Look through the listing below for the string "username". Show each line where it occurs.

▼▼▼

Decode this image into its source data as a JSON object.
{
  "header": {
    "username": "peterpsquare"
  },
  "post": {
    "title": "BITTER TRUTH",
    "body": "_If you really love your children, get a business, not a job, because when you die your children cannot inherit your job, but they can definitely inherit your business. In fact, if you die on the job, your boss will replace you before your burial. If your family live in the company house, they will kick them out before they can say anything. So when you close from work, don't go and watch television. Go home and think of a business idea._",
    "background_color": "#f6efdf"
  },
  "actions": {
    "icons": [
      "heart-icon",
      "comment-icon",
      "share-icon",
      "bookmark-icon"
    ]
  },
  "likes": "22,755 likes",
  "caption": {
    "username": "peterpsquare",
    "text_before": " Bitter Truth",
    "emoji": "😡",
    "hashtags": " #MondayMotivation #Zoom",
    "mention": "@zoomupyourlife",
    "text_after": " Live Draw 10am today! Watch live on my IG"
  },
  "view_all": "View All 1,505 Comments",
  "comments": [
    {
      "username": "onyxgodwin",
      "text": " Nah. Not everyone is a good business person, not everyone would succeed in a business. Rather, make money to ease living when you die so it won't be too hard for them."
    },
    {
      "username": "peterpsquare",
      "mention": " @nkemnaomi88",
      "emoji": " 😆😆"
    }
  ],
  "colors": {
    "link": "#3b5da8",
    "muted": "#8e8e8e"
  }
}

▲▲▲
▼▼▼

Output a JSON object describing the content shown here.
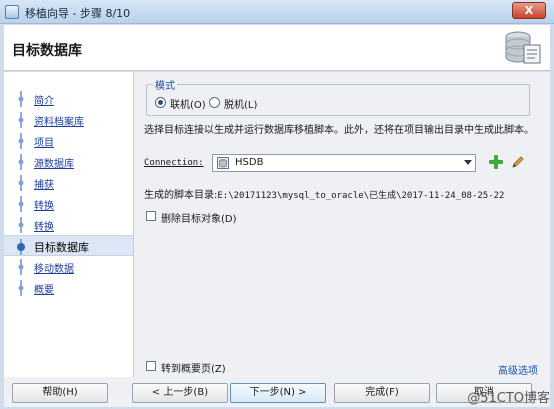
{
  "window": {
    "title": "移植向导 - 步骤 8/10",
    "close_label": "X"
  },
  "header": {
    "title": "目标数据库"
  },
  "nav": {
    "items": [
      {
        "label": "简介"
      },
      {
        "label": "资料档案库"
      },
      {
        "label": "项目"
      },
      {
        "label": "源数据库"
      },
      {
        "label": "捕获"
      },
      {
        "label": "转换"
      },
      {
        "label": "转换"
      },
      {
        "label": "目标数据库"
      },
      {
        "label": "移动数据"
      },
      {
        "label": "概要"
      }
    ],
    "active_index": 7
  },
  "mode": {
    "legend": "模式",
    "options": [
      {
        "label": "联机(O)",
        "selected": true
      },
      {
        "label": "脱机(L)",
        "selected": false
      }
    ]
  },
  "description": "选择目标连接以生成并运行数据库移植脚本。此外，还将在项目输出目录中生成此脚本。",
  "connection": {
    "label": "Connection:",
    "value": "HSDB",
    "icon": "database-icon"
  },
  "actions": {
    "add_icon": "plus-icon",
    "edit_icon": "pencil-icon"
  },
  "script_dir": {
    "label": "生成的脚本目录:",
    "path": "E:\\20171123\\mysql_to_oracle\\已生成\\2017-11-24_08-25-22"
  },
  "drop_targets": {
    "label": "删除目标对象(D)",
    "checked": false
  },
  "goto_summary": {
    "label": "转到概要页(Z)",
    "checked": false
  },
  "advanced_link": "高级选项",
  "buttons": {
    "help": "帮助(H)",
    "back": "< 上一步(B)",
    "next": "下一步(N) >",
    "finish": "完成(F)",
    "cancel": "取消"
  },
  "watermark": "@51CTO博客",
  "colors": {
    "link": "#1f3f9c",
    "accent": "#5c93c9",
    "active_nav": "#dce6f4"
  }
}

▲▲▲

WRITTEN ANSWER
    "username": "peterpsquare"
    "username": "peterpsquare",
      "username": "onyxgodwin",
      "username": "peterpsquare",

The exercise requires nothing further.